▶ Prompt
Without changing a single word, write out every entry.

▶ Data to use
************

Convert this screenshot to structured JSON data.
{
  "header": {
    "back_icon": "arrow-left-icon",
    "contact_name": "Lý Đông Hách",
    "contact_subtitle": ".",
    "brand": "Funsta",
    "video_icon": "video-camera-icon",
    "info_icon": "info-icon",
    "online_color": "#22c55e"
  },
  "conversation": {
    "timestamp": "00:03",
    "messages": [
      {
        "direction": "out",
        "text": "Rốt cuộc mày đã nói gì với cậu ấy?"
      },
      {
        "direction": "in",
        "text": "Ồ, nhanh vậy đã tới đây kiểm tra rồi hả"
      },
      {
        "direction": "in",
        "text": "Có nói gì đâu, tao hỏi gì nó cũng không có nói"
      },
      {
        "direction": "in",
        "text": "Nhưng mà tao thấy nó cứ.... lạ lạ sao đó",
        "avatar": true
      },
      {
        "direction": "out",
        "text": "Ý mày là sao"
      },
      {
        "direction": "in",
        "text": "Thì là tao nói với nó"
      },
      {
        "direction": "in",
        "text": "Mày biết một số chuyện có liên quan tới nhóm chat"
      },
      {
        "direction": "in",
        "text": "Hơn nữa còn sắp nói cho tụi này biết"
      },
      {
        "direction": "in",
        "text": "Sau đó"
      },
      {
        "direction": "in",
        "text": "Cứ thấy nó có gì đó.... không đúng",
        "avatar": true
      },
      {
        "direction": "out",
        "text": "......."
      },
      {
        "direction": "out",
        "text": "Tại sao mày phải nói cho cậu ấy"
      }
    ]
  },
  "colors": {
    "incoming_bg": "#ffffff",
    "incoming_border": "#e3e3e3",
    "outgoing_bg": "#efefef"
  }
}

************

▶ Exercise solution
Convert this screenshot to structured JSON data.
{
  "header": {
    "back_icon": "arrow-left-icon",
    "contact_name": "Lý Đông Hách",
    "contact_subtitle": ".",
    "brand": "Funsta",
    "video_icon": "video-camera-icon",
    "info_icon": "info-icon",
    "online_color": "#22c55e"
  },
  "conversation": {
    "timestamp": "00:03",
    "messages": [
      {
        "direction": "out",
        "text": "Rốt cuộc mày đã nói gì với cậu ấy?"
      },
      {
        "direction": "in",
        "text": "Ồ, nhanh vậy đã tới đây kiểm tra rồi hả"
      },
      {
        "direction": "in",
        "text": "Có nói gì đâu, tao hỏi gì nó cũng không có nói"
      },
      {
        "direction": "in",
        "text": "Nhưng mà tao thấy nó cứ.... lạ lạ sao đó",
        "avatar": true
      },
      {
        "direction": "out",
        "text": "Ý mày là sao"
      },
      {
        "direction": "in",
        "text": "Thì là tao nói với nó"
      },
      {
        "direction": "in",
        "text": "Mày biết một số chuyện có liên quan tới nhóm chat"
      },
      {
        "direction": "in",
        "text": "Hơn nữa còn sắp nói cho tụi này biết"
      },
      {
        "direction": "in",
        "text": "Sau đó"
      },
      {
        "direction": "in",
        "text": "Cứ thấy nó có gì đó.... không đúng",
        "avatar": true
      },
      {
        "direction": "out",
        "text": "......."
      },
      {
        "direction": "out",
        "text": "Tại sao mày phải nói cho cậu ấy"
      }
    ]
  },
  "colors": {
    "incoming_bg": "#ffffff",
    "incoming_border": "#e3e3e3",
    "outgoing_bg": "#efefef"
  }
}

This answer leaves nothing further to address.